www.notesolution.com The categorization that is most obvious to us at a given time
depends on who we are interacting with i.e. it depends on the
context/situation where at one point I am categorized as an
AIESECer and specifically AIESEC Toronto at another point or at an
interuniversity competition a student of UofT.
Does categorization necessarily lead to prejudice?
Textbooks definition of prejudice: a biased evaluation of a group,
based on real or imagined characteristics of the group members
It does not necessarily result to prejudice as we can still be
unbiased even though we are a part of one group and not the other.
Social Identity Theory
Joe Carter and Unidentified Man example where the association
with the team results in an increase of their self-esteem.
Two ways to gain self-esteem: our accomplishments and our groups
If Social Identity Theory is right and we derive self-esteem from our groups
accomplishments, what would it predict about the self-esteem of devalued
It would predict a low self-esteem for devalued groups.
There is ample evidence of inferiority feelings and of morbid self-
hate in all minority groups. - Erik Erikson
But research suggests that this phenomenon isnt necessarily true
as groups that do not have lower self-esteem:
o Blacks, Hispanics, women, physically unattractive, facially
disfiguring conditions, obese, learning disabled, physically
handicapped, gay, mentally ill, juvenile delinquents.
Optimal Distinctiveness Theory (ODT)

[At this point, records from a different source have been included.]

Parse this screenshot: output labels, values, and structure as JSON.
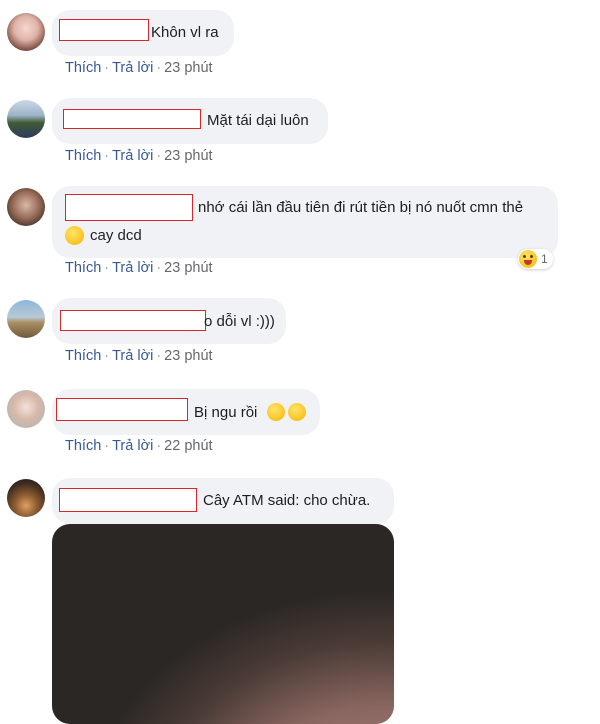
{
  "colors": {
    "bubble": "#f0f2f5",
    "action_link": "#385898",
    "meta_text": "#65676b",
    "redaction_border": "#d62828"
  },
  "labels": {
    "like": "Thích",
    "reply": "Trả lời",
    "separator": "·"
  },
  "comments": [
    {
      "text": "Khôn vl ra",
      "time": "23 phút"
    },
    {
      "text": "Mặt tái dại luôn",
      "time": "23 phút"
    },
    {
      "text_line1": "nhớ cái lần đầu tiên đi rút tiền bị nó nuốt cmn thẻ",
      "text_line2": "cay dcd",
      "time": "23 phút",
      "reaction_count": "1"
    },
    {
      "text": "o dỗi vl :)))",
      "time": "23 phút"
    },
    {
      "text": "Bị ngu rồi",
      "time": "22 phút"
    },
    {
      "text": "Cây ATM said: cho chừa."
    }
  ]
}
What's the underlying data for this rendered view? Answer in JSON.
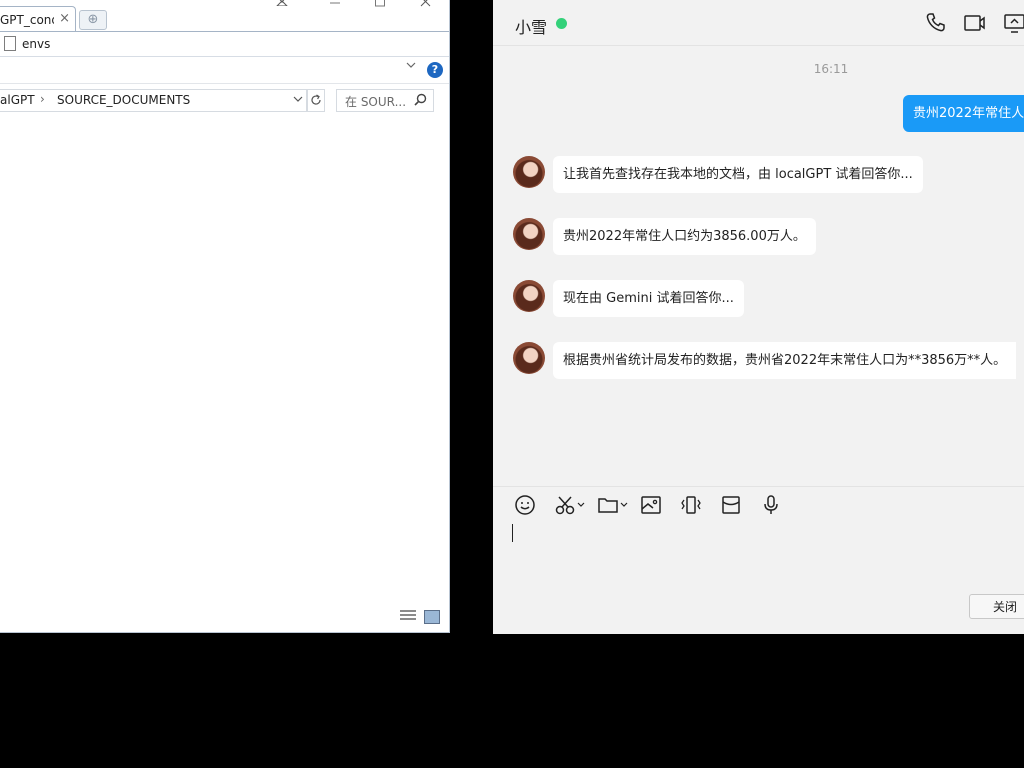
{
  "explorer": {
    "tab_title": "GPT_conda",
    "tab_close": "×",
    "new_tab": "⊕",
    "favorite": "envs",
    "address": {
      "seg1": "alGPT",
      "sep": "›",
      "seg2": "SOURCE_DOCUMENTS"
    },
    "search_placeholder": "在 SOUR...",
    "help": "?"
  },
  "chat": {
    "contact_name": "小雪",
    "timestamp": "16:11",
    "outgoing": "贵州2022年常住人",
    "messages": [
      {
        "text": "让我首先查找存在我本地的文档，由 localGPT 试着回答你..."
      },
      {
        "text": " 贵州2022年常住人口约为3856.00万人。"
      },
      {
        "text": "现在由 Gemini 试着回答你..."
      },
      {
        "text": "根据贵州省统计局发布的数据，贵州省2022年末常住人口为**3856万**人。"
      }
    ],
    "close_label": "关闭",
    "colors": {
      "accent": "#1a9af7",
      "online": "#34d17a"
    }
  }
}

We dont associate with groups because we want to boost self-
esteem, we do it because we are driven to be optimally distinct.
Optimal Distinctiveness good amount of uniqueness from others.
www.notesolution.com Social Identity Theory and Optimal Distinctiveness Theory says that
we can have multiple social identities. In optimal distinctiveness
theory we look at how inclusive these group memberships are i.e.
the centre is the personal identity and then when we go outside the
centre, we see the individuals social identity and it gets broader
and broader as you go further away from your personal identity.
Optimal Distinctiveness Model
Assimilation: the need to belong and Differentiation: the need to be
A low inclusive group for OReilly would be his family as there arent
a lot of people in there. A high inclusive group would be the
prisoners at Oz as there are a lot of people in that category. His
family provides him with a high need for assimilation or
belongingness as this group does not make him feel like he belongs
in society as it is an exclusive group. The prisoners provide him a
high need for differentiation as this group does not make him feel
unique. So, OReilly requires a balance of both of these needs. In his
case it could be the affiliation with Irish prisoners.
How do ODT and SIT explain prejudice?
There are consequences of associating with a group, no matter
what the motivation (self-esteem or optimal distinctiveness).
o We associate ourselves with groups
o We like our group better than other groups (ingroup bias)
www.notesolution.com o We tend to see outgroup members as all the same
(outgroup homogeneity effect)
This leads to prejudice.
The tendency to favour ones own group over an outgroup.
Maybe having friends from other groups can dilute this bias as
liking them outside of a particular ingroup can make this bias
Miller, Downs & Prentice (1998) study asked the question: Is sharing
a birthday with someone enough to make us feel like we share a
social identity with them, and to make us show ingroup bias? The
study used the prisoners dilemma game to measure the ingroup
People in the birthday group, cooperated more in comparison to the
control group regardless of what condition. Therefore, a display of
We show favouritism to people who...
o Share our birthdayLike the same art as us
o Share the last few digits of our drivers license
o Are arbitrarily assigned to the same group as us
o Make similar guesses to us in games
Outgroup Homogeneity Effect
The tendency to see members of an outgroup as more similar to
one another than members of your own ingroup.
The point of categorization is to find general rules about groups and
to be able to tell something about an individual member of the
group based on their membership. This leads to outgroup
homogeneity effects and also overgeneralizations and stereotypes.
If we see our group as the best, and members of the other group as
all the same it seems inevitable that we will show a biased